Return all of the records below verbatim.

*** EXERCISE DATA Section Begins ***

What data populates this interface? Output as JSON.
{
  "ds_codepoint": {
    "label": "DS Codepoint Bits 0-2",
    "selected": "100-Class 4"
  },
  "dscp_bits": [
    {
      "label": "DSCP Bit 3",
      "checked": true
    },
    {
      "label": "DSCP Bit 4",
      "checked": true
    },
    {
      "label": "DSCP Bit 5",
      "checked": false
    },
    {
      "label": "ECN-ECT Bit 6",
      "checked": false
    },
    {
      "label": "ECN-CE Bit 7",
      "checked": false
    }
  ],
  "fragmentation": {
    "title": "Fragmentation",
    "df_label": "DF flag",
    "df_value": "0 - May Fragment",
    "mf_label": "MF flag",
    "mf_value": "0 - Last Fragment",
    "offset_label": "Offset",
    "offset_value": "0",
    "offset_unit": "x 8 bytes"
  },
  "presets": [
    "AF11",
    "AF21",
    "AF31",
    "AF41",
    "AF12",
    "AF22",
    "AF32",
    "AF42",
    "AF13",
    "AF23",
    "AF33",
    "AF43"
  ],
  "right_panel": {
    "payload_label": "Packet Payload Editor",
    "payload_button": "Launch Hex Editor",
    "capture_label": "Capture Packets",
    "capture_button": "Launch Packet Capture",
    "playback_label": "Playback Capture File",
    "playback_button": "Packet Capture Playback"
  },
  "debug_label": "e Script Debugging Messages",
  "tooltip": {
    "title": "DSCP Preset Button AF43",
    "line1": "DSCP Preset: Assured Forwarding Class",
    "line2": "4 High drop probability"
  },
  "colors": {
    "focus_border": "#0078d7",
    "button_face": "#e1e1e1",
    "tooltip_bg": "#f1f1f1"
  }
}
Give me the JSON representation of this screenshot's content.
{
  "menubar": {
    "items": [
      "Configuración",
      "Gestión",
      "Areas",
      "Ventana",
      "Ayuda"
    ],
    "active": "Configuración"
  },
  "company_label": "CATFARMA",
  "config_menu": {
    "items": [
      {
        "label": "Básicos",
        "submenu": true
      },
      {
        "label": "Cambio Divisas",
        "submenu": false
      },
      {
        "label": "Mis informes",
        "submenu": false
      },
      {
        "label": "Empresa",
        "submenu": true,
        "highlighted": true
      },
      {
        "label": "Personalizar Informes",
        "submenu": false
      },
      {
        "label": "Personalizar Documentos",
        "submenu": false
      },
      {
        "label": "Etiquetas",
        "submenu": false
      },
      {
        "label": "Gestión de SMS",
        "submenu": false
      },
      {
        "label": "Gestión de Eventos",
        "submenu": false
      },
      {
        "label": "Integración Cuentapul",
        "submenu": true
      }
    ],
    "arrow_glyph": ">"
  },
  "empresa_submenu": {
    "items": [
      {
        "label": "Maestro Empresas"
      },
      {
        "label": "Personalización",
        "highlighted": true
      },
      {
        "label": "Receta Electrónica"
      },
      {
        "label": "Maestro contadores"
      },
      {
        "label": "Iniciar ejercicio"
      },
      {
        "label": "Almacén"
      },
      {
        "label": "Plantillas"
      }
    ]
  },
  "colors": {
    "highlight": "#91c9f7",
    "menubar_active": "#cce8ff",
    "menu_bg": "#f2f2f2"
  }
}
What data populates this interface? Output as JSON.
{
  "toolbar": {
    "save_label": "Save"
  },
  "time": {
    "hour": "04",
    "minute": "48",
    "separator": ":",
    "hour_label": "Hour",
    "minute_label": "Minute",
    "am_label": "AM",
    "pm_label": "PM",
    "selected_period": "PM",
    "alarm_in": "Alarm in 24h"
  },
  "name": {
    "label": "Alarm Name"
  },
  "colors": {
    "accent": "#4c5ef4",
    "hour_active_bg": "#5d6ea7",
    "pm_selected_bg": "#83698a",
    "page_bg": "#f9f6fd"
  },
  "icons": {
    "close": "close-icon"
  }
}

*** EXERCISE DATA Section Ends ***

#### REPLY TO THE EXERCISE
What data populates this interface? Output as JSON.
{
  "ds_codepoint": {
    "label": "DS Codepoint Bits 0-2",
    "selected": "100-Class 4"
  },
  "dscp_bits": [
    {
      "label": "DSCP Bit 3",
      "checked": true
    },
    {
      "label": "DSCP Bit 4",
      "checked": true
    },
    {
      "label": "DSCP Bit 5",
      "checked": false
    },
    {
      "label": "ECN-ECT Bit 6",
      "checked": false
    },
    {
      "label": "ECN-CE Bit 7",
      "checked": false
    }
  ],
  "fragmentation": {
    "title": "Fragmentation",
    "df_label": "DF flag",
    "df_value": "0 - May Fragment",
    "mf_label": "MF flag",
    "mf_value": "0 - Last Fragment",
    "offset_label": "Offset",
    "offset_value": "0",
    "offset_unit": "x 8 bytes"
  },
  "presets": [
    "AF11",
    "AF21",
    "AF31",
    "AF41",
    "AF12",
    "AF22",
    "AF32",
    "AF42",
    "AF13",
    "AF23",
    "AF33",
    "AF43"
  ],
  "right_panel": {
    "payload_label": "Packet Payload Editor",
    "payload_button": "Launch Hex Editor",
    "capture_label": "Capture Packets",
    "capture_button": "Launch Packet Capture",
    "playback_label": "Playback Capture File",
    "playback_button": "Packet Capture Playback"
  },
  "debug_label": "e Script Debugging Messages",
  "tooltip": {
    "title": "DSCP Preset Button AF43",
    "line1": "DSCP Preset: Assured Forwarding Class",
    "line2": "4 High drop probability"
  },
  "colors": {
    "focus_border": "#0078d7",
    "button_face": "#e1e1e1",
    "tooltip_bg": "#f1f1f1"
  }
}
Give me the JSON representation of this screenshot's content.
{
  "menubar": {
    "items": [
      "Configuración",
      "Gestión",
      "Areas",
      "Ventana",
      "Ayuda"
    ],
    "active": "Configuración"
  },
  "company_label": "CATFARMA",
  "config_menu": {
    "items": [
      {
        "label": "Básicos",
        "submenu": true
      },
      {
        "label": "Cambio Divisas",
        "submenu": false
      },
      {
        "label": "Mis informes",
        "submenu": false
      },
      {
        "label": "Empresa",
        "submenu": true,
        "highlighted": true
      },
      {
        "label": "Personalizar Informes",
        "submenu": false
      },
      {
        "label": "Personalizar Documentos",
        "submenu": false
      },
      {
        "label": "Etiquetas",
        "submenu": false
      },
      {
        "label": "Gestión de SMS",
        "submenu": false
      },
      {
        "label": "Gestión de Eventos",
        "submenu": false
      },
      {
        "label": "Integración Cuentapul",
        "submenu": true
      }
    ],
    "arrow_glyph": ">"
  },
  "empresa_submenu": {
    "items": [
      {
        "label": "Maestro Empresas"
      },
      {
        "label": "Personalización",
        "highlighted": true
      },
      {
        "label": "Receta Electrónica"
      },
      {
        "label": "Maestro contadores"
      },
      {
        "label": "Iniciar ejercicio"
      },
      {
        "label": "Almacén"
      },
      {
        "label": "Plantillas"
      }
    ]
  },
  "colors": {
    "highlight": "#91c9f7",
    "menubar_active": "#cce8ff",
    "menu_bg": "#f2f2f2"
  }
}
What data populates this interface? Output as JSON.
{
  "toolbar": {
    "save_label": "Save"
  },
  "time": {
    "hour": "04",
    "minute": "48",
    "separator": ":",
    "hour_label": "Hour",
    "minute_label": "Minute",
    "am_label": "AM",
    "pm_label": "PM",
    "selected_period": "PM",
    "alarm_in": "Alarm in 24h"
  },
  "name": {
    "label": "Alarm Name"
  },
  "colors": {
    "accent": "#4c5ef4",
    "hour_active_bg": "#5d6ea7",
    "pm_selected_bg": "#83698a",
    "page_bg": "#f9f6fd"
  },
  "icons": {
    "close": "close-icon"
  }
}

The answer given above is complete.